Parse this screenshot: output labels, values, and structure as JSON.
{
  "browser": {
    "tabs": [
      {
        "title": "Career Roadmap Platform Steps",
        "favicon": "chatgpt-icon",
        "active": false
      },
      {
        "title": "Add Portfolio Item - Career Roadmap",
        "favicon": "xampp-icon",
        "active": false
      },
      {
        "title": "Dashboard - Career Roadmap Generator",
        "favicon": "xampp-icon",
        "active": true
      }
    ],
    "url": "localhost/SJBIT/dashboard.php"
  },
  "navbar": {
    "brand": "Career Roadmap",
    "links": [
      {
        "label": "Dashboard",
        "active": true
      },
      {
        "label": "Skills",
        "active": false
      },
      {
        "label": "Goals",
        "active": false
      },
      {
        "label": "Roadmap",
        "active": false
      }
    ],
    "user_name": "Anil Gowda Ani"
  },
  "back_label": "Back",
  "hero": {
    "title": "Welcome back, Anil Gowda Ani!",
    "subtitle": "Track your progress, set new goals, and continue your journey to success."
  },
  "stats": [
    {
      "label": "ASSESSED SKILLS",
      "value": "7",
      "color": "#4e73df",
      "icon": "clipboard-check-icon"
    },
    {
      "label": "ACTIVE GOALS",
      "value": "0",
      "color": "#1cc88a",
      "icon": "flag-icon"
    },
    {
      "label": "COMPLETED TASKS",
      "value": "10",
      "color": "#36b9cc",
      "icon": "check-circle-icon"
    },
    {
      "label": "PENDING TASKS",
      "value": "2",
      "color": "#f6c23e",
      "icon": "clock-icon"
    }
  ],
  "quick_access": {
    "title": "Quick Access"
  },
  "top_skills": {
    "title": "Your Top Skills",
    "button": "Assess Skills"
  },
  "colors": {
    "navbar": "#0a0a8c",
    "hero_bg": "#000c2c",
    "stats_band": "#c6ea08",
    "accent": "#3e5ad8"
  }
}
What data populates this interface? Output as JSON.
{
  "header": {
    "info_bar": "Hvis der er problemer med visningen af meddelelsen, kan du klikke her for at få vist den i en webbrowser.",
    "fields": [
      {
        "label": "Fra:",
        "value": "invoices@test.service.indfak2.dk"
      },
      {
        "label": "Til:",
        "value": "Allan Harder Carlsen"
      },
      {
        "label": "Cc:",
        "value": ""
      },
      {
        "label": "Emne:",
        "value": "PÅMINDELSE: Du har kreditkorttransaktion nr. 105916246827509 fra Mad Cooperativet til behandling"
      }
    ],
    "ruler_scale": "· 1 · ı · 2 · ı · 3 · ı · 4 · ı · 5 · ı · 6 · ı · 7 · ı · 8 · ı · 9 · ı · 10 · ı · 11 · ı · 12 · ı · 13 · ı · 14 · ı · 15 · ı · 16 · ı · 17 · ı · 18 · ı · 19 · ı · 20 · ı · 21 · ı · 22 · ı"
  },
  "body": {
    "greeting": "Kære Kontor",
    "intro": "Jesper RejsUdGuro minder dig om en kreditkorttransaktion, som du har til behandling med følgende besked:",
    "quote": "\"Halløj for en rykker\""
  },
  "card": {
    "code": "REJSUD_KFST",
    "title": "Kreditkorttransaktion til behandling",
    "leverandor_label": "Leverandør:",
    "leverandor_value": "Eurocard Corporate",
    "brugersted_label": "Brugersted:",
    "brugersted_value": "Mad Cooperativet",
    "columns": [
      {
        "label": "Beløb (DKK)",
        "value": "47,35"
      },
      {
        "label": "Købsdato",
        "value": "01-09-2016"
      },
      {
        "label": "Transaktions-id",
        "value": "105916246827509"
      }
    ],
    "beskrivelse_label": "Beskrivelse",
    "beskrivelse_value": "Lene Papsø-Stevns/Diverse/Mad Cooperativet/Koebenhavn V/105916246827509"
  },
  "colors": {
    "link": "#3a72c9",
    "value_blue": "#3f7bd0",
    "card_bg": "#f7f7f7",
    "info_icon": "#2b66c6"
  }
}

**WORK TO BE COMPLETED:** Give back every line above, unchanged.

**RESPONSE TO THE TASK:**
Parse this screenshot: output labels, values, and structure as JSON.
{
  "browser": {
    "tabs": [
      {
        "title": "Career Roadmap Platform Steps",
        "favicon": "chatgpt-icon",
        "active": false
      },
      {
        "title": "Add Portfolio Item - Career Roadmap",
        "favicon": "xampp-icon",
        "active": false
      },
      {
        "title": "Dashboard - Career Roadmap Generator",
        "favicon": "xampp-icon",
        "active": true
      }
    ],
    "url": "localhost/SJBIT/dashboard.php"
  },
  "navbar": {
    "brand": "Career Roadmap",
    "links": [
      {
        "label": "Dashboard",
        "active": true
      },
      {
        "label": "Skills",
        "active": false
      },
      {
        "label": "Goals",
        "active": false
      },
      {
        "label": "Roadmap",
        "active": false
      }
    ],
    "user_name": "Anil Gowda Ani"
  },
  "back_label": "Back",
  "hero": {
    "title": "Welcome back, Anil Gowda Ani!",
    "subtitle": "Track your progress, set new goals, and continue your journey to success."
  },
  "stats": [
    {
      "label": "ASSESSED SKILLS",
      "value": "7",
      "color": "#4e73df",
      "icon": "clipboard-check-icon"
    },
    {
      "label": "ACTIVE GOALS",
      "value": "0",
      "color": "#1cc88a",
      "icon": "flag-icon"
    },
    {
      "label": "COMPLETED TASKS",
      "value": "10",
      "color": "#36b9cc",
      "icon": "check-circle-icon"
    },
    {
      "label": "PENDING TASKS",
      "value": "2",
      "color": "#f6c23e",
      "icon": "clock-icon"
    }
  ],
  "quick_access": {
    "title": "Quick Access"
  },
  "top_skills": {
    "title": "Your Top Skills",
    "button": "Assess Skills"
  },
  "colors": {
    "navbar": "#0a0a8c",
    "hero_bg": "#000c2c",
    "stats_band": "#c6ea08",
    "accent": "#3e5ad8"
  }
}
What data populates this interface? Output as JSON.
{
  "header": {
    "info_bar": "Hvis der er problemer med visningen af meddelelsen, kan du klikke her for at få vist den i en webbrowser.",
    "fields": [
      {
        "label": "Fra:",
        "value": "invoices@test.service.indfak2.dk"
      },
      {
        "label": "Til:",
        "value": "Allan Harder Carlsen"
      },
      {
        "label": "Cc:",
        "value": ""
      },
      {
        "label": "Emne:",
        "value": "PÅMINDELSE: Du har kreditkorttransaktion nr. 105916246827509 fra Mad Cooperativet til behandling"
      }
    ],
    "ruler_scale": "· 1 · ı · 2 · ı · 3 · ı · 4 · ı · 5 · ı · 6 · ı · 7 · ı · 8 · ı · 9 · ı · 10 · ı · 11 · ı · 12 · ı · 13 · ı · 14 · ı · 15 · ı · 16 · ı · 17 · ı · 18 · ı · 19 · ı · 20 · ı · 21 · ı · 22 · ı"
  },
  "body": {
    "greeting": "Kære Kontor",
    "intro": "Jesper RejsUdGuro minder dig om en kreditkorttransaktion, som du har til behandling med følgende besked:",
    "quote": "\"Halløj for en rykker\""
  },
  "card": {
    "code": "REJSUD_KFST",
    "title": "Kreditkorttransaktion til behandling",
    "leverandor_label": "Leverandør:",
    "leverandor_value": "Eurocard Corporate",
    "brugersted_label": "Brugersted:",
    "brugersted_value": "Mad Cooperativet",
    "columns": [
      {
        "label": "Beløb (DKK)",
        "value": "47,35"
      },
      {
        "label": "Købsdato",
        "value": "01-09-2016"
      },
      {
        "label": "Transaktions-id",
        "value": "105916246827509"
      }
    ],
    "beskrivelse_label": "Beskrivelse",
    "beskrivelse_value": "Lene Papsø-Stevns/Diverse/Mad Cooperativet/Koebenhavn V/105916246827509"
  },
  "colors": {
    "link": "#3a72c9",
    "value_blue": "#3f7bd0",
    "card_bg": "#f7f7f7",
    "info_icon": "#2b66c6"
  }
}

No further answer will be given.